Thanks for stopping by! Have a great week.



From The Project File~ From Neglect To Respect

Wow! I'm about to reveal something special, but it feels really humiliating to show you the 'befores'. It's as if you've dropped by unexpectedly on a seriously bad house day. That's how embarrassed I am. But here you are. A barebones Harbor Freight greenhouse, made from a kit, sitting forlornly in the backyard.

Please don't misunderstand. This was something Larry wanted and thought he would use. He did a great job preparing the site and constructing the project. Yet we didn't use it for any of the ideas we had when we bought it, such as getting a jump on seed starting or growing award winning tomatoes. Sadly, except as a repository for stuff (stuff that was cluttering another project space and needed to be moved) the little greenhouse that could sat unused.

As it became increasingly unsightly, I became increasingly agitated and finally put together a plan for a redo. Greenhouse beautification is just part of my overall blueprint for the backyard. Digressing for a moment, I need to tell you that it is well known within our network that Larry likes salvage and surplus. From time to time this has been a serious issue, as acquaintances have come to think of Larry instead of say, The Habistore, when they want to donate unwanteds. Seriously my friends, I have arrived home to find all sorts of stuff on the driveway, ranging from scoop to nuts. It is so not cool. This is part of the reason I am having to redesign the back.

Anyway, having finally reached a saturation point, again, I began by hiring a young and healthy high schooler to move this pile of bricks that is just one of many unexpected gifts. I'm sure you get the idea.

I will say, these bricks are well used and loaded with character, so I decided they could serve as an amazing floor in the greenhouse. This was truly one of those light bulb moments in which I could accurately picture ugly duckling to swan. Even though Larry wasn't sold out at first to my idea, he kindly helped me lay the floor. It took a bit of nagging, yes, but we got the job done.

 Of course we did the job right! It is very level. And we took the time to sweep sand in between the cracks in an effort to discourage weeds from finding their way inside.

I love this floor. It looked so very pretty when complete, I just wanted to sit inside the greenhouse on the new floor and feel happy. I know, you are dying to ask about the plastic bottles. They are all filled with water and capped. The reason we have them is that Larry planned to use them to generate heat inside the greenhouse in the winter; an idea that really works. The sun warms the water and they emit heat. Because you see, we don't yet have electricity here. Maybe someday.

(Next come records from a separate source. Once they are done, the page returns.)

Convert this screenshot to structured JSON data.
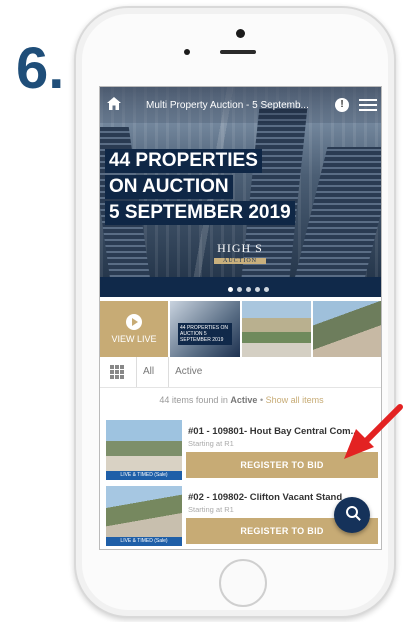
{
  "step": {
    "number": "6."
  },
  "topbar": {
    "title": "Multi Property Auction - 5 Septemb..."
  },
  "hero": {
    "lines": [
      "44 PROPERTIES",
      "ON AUCTION",
      "5 SEPTEMBER 2019"
    ],
    "logo_main": "HIGH S",
    "logo_sub": "AUCTION",
    "slides": 5,
    "active_slide": 1
  },
  "thumbs": {
    "view_live": "VIEW LIVE",
    "mini_caption": "44 PROPERTIES ON AUCTION 5 SEPTEMBER 2019"
  },
  "filter": {
    "all": "All",
    "active": "Active"
  },
  "summary": {
    "prefix": "44 items found in",
    "scope": "Active",
    "sep": "•",
    "show_all": "Show all items"
  },
  "lots": [
    {
      "title": "#01 - 109801- Hout Bay Central Com...",
      "starting": "Starting at R1",
      "badge": "LIVE & TIMED (Sale)",
      "button": "REGISTER TO BID"
    },
    {
      "title": "#02 - 109802- Clifton Vacant Stand",
      "starting": "Starting at R1",
      "badge": "LIVE & TIMED (Sale)",
      "button": "REGISTER TO BID"
    }
  ],
  "colors": {
    "navy": "#10294a",
    "gold": "#c7ab75",
    "step": "#1f4e79",
    "arrow": "#e32222"
  },
  "icons": [
    "home-icon",
    "info-icon",
    "menu-icon",
    "play-icon",
    "grid-icon",
    "search-icon",
    "arrow-icon"
  ]
}
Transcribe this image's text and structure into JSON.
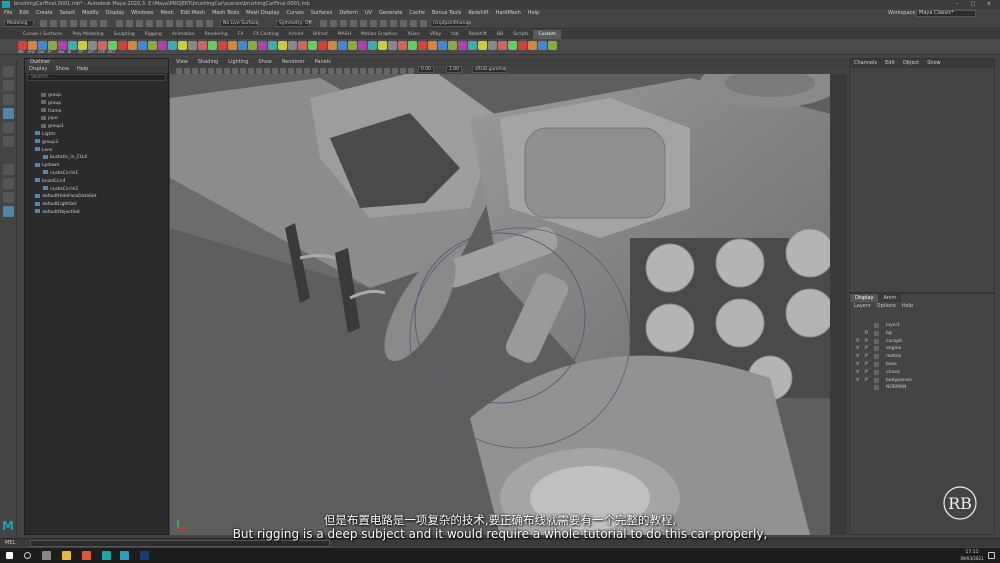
{
  "window": {
    "title": "brushingCarFinal.0001.mb* - Autodesk Maya 2020.3: E:\\Maya\\PROJEKT\\brushingCar\\scenes\\brushingCarFinal.0001.mb",
    "workspace_label": "Workspace :",
    "workspace_value": "Maya Classic*"
  },
  "menubar": [
    "File",
    "Edit",
    "Create",
    "Select",
    "Modify",
    "Display",
    "Windows",
    "Mesh",
    "Edit Mesh",
    "Mesh Tools",
    "Mesh Display",
    "Curves",
    "Surfaces",
    "Deform",
    "UV",
    "Generate",
    "Cache",
    "Bonus Tools",
    "Redshift",
    "HardMesh",
    "Help"
  ],
  "statusline": {
    "mode": "Modeling",
    "live_surface": "No Live Surface",
    "symmetry": "Symmetry: Off",
    "object_name": "rcnpfpsinfmanue"
  },
  "shelf_tabs": [
    "Curves / Surfaces",
    "Poly Modeling",
    "Sculpting",
    "Rigging",
    "Animation",
    "Rendering",
    "FX",
    "FX Caching",
    "Arnold",
    "Bifrost",
    "MASH",
    "Motion Graphics",
    "XGen",
    "VRay",
    "tab",
    "Redshift",
    "BB",
    "Scripts",
    "Custom"
  ],
  "shelf_active_tab": "Custom",
  "shelf_labels": [
    "PBl",
    "Prvl",
    "Def",
    "Pl",
    "Mul",
    "Bl",
    "CP",
    "GTI",
    "GTE",
    "MCI"
  ],
  "outliner": {
    "title": "Outliner",
    "menu": [
      "Display",
      "Show",
      "Help"
    ],
    "search_placeholder": "Search...",
    "items": [
      "group",
      "group",
      "frame",
      "pipe",
      "group1",
      "Lights",
      "group3",
      "Lens",
      "bustatic_in_CtL4",
      "Lpdown",
      "nurbsCircle1",
      "bezelCirc4",
      "nurbsCircle2",
      "defaultHideFaceDataSet",
      "defaultLightSet",
      "defaultObjectSet"
    ]
  },
  "viewport": {
    "menu": [
      "View",
      "Shading",
      "Lighting",
      "Show",
      "Renderer",
      "Panels"
    ],
    "field1": "0.00",
    "field2": "1.00",
    "colorspace": "sRGB gamma"
  },
  "channelbox": {
    "menu": [
      "Channels",
      "Edit",
      "Object",
      "Show"
    ]
  },
  "layers": {
    "tabs": [
      "Display",
      "Anim"
    ],
    "menu": [
      "Layers",
      "Options",
      "Help"
    ],
    "rows": [
      {
        "v": "",
        "p": "",
        "name": "layer1"
      },
      {
        "v": "",
        "p": "R",
        "name": "bg"
      },
      {
        "v": "V",
        "p": "P",
        "name": "cockpit"
      },
      {
        "v": "V",
        "p": "P",
        "name": "engine"
      },
      {
        "v": "V",
        "p": "P",
        "name": "metals"
      },
      {
        "v": "V",
        "p": "P",
        "name": "base"
      },
      {
        "v": "V",
        "p": "P",
        "name": "chasis"
      },
      {
        "v": "V",
        "p": "P",
        "name": "bodypanels"
      },
      {
        "v": "",
        "p": "",
        "name": "NORMAN"
      }
    ]
  },
  "cmdline": {
    "label": "MEL"
  },
  "subtitles": {
    "cn": "但是布置电路是一项复杂的技术,要正确布线就需要有一个完整的教程,",
    "en": "But rigging is a deep subject and it would require a whole tutorial to do this car properly,"
  },
  "watermark": "RB",
  "taskbar": {
    "time": "17:11",
    "date": "09/03/2021"
  },
  "colors": {
    "accent": "#5285a6",
    "maya_teal": "#1aa5a8"
  }
}
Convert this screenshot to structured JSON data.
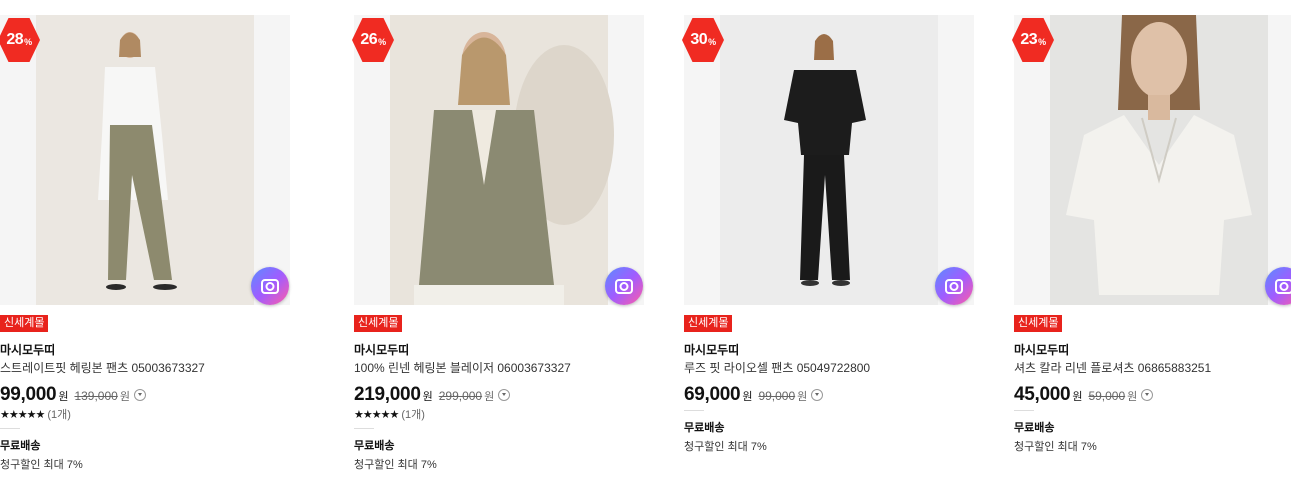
{
  "products": [
    {
      "discount": "26",
      "pct_unit": "%",
      "store": "신세계몰",
      "brand": "마시모두띠",
      "name": "100% 린넨 헤링본 블레이저 06003673327",
      "price": "219,000",
      "currency": "원",
      "original_price": "299,000",
      "stars": "★★★★★",
      "review_count": "(1개)",
      "shipping": "무료배송",
      "card_discount": "청구할인 최대 7%"
    },
    {
      "discount": "30",
      "pct_unit": "%",
      "store": "신세계몰",
      "brand": "마시모두띠",
      "name": "루즈 핏 라이오셀 팬츠 05049722800",
      "price": "69,000",
      "currency": "원",
      "original_price": "99,000",
      "shipping": "무료배송",
      "card_discount": "청구할인 최대 7%"
    },
    {
      "discount": "23",
      "pct_unit": "%",
      "store": "신세계몰",
      "brand": "마시모두띠",
      "name": "셔츠 칼라 리넨 플로셔츠 06865883251",
      "price": "45,000",
      "currency": "원",
      "original_price": "59,000",
      "shipping": "무료배송",
      "card_discount": "청구할인 최대 7%"
    },
    {
      "discount": "28",
      "pct_unit": "%",
      "store": "신세계몰",
      "brand": "마시모두띠",
      "name": "스트레이트핏 헤링본 팬츠 05003673327",
      "price": "99,000",
      "currency": "원",
      "original_price": "139,000",
      "stars": "★★★★★",
      "review_count": "(1개)",
      "shipping": "무료배송",
      "card_discount": "청구할인 최대 7%"
    }
  ],
  "icons": {
    "discount_badge": "hexagon",
    "image_search": "camera-icon",
    "price_info": "chevron-down-circle-icon"
  },
  "colors": {
    "badge": "#f02b22",
    "store_tag": "#e8231c"
  }
}
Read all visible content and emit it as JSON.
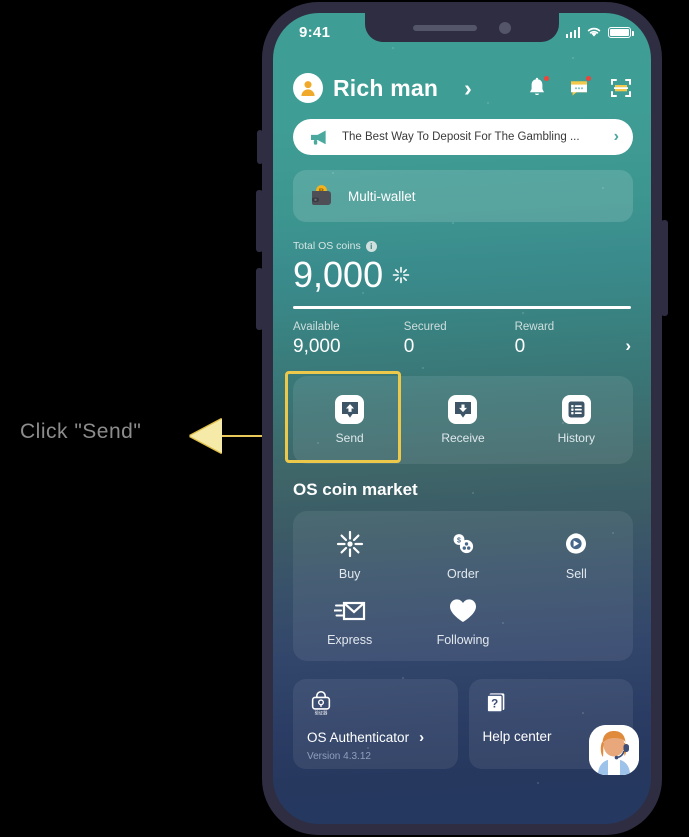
{
  "annotation": {
    "text": "Click \"Send\"",
    "arrow_color": "#ecc94b",
    "highlight_color": "#ecc94b"
  },
  "status_bar": {
    "time": "9:41",
    "signal": "signal-bars",
    "wifi": "wifi",
    "battery": "battery-full"
  },
  "header": {
    "username": "Rich man",
    "avatar_icon": "user-avatar-icon",
    "chevron": "›",
    "icons": [
      {
        "name": "bell-icon",
        "badge": true
      },
      {
        "name": "message-icon",
        "badge": true
      },
      {
        "name": "scan-icon",
        "badge": false
      }
    ]
  },
  "banner": {
    "icon": "megaphone-icon",
    "text": "The Best Way To Deposit For The Gambling ...",
    "chevron": "›"
  },
  "wallet": {
    "icon": "wallet-bitcoin-icon",
    "label": "Multi-wallet"
  },
  "balance": {
    "label": "Total OS coins",
    "info_icon": "info-icon",
    "amount": "9,000",
    "coin_icon": "os-coin-sparkle-icon",
    "stats": [
      {
        "label": "Available",
        "value": "9,000"
      },
      {
        "label": "Secured",
        "value": "0"
      },
      {
        "label": "Reward",
        "value": "0"
      }
    ],
    "chevron": "›"
  },
  "actions": [
    {
      "label": "Send",
      "icon": "send-up-arrow-icon",
      "highlighted": true
    },
    {
      "label": "Receive",
      "icon": "receive-down-arrow-icon",
      "highlighted": false
    },
    {
      "label": "History",
      "icon": "list-history-icon",
      "highlighted": false
    }
  ],
  "market": {
    "title": "OS coin market",
    "items": [
      {
        "label": "Buy",
        "icon": "buy-sparkle-icon"
      },
      {
        "label": "Order",
        "icon": "order-coins-icon"
      },
      {
        "label": "Sell",
        "icon": "sell-coin-icon"
      },
      {
        "label": "Express",
        "icon": "express-envelope-icon"
      },
      {
        "label": "Following",
        "icon": "heart-icon"
      }
    ]
  },
  "bottom_cards": [
    {
      "title": "OS Authenticator",
      "icon": "authenticator-safe-icon",
      "icon_caption": "验证器",
      "chevron": "›",
      "version": "Version 4.3.12"
    },
    {
      "title": "Help center",
      "icon": "help-question-icon",
      "agent_avatar": "support-agent-avatar"
    }
  ]
}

You know I like to decorate interior spaces and this little space was not exempt. I carefully chose pieces from our inventory and began outfitting the greenhouse as a little pocket of repose. Although since it is after all intended for agricultural use, I guess I could call it a pocket full of posies.

Well here she is~ no longer a shameful little shack.

I created a front porch with a pallet. 

An antique French washstand as a tiny potting bench.

Well loved and much used gardening tools.

Comfy chairs for relaxing with tea.

Potted plants at the entrance.

Here is a miscellaneous gallery of my feel good photos. Indulge me with a browse~

Vintage flower pots from England.

Please tell me you love her as much as I do. Our little greenhouse has turned out even better than I envisioned. This winter I know she will be perfect for over-wintering annuals in pots (such as the begonias I baby along from year to year). In the meantime, because the room heats up so nicely during the day, it is a perfect spot to sit and read gardening books or simply escape for a time.

Last week we had much needed rain. It was so lovely to sit inside the greenhouse and listen to the drops hitting the roof. It was a sort of cleansing experience. I hope the decor isn't so feminine that it scares Larry. I would love to take our morning coffee in the greenhouse and lounge in the morning sun.

Stop by anytime!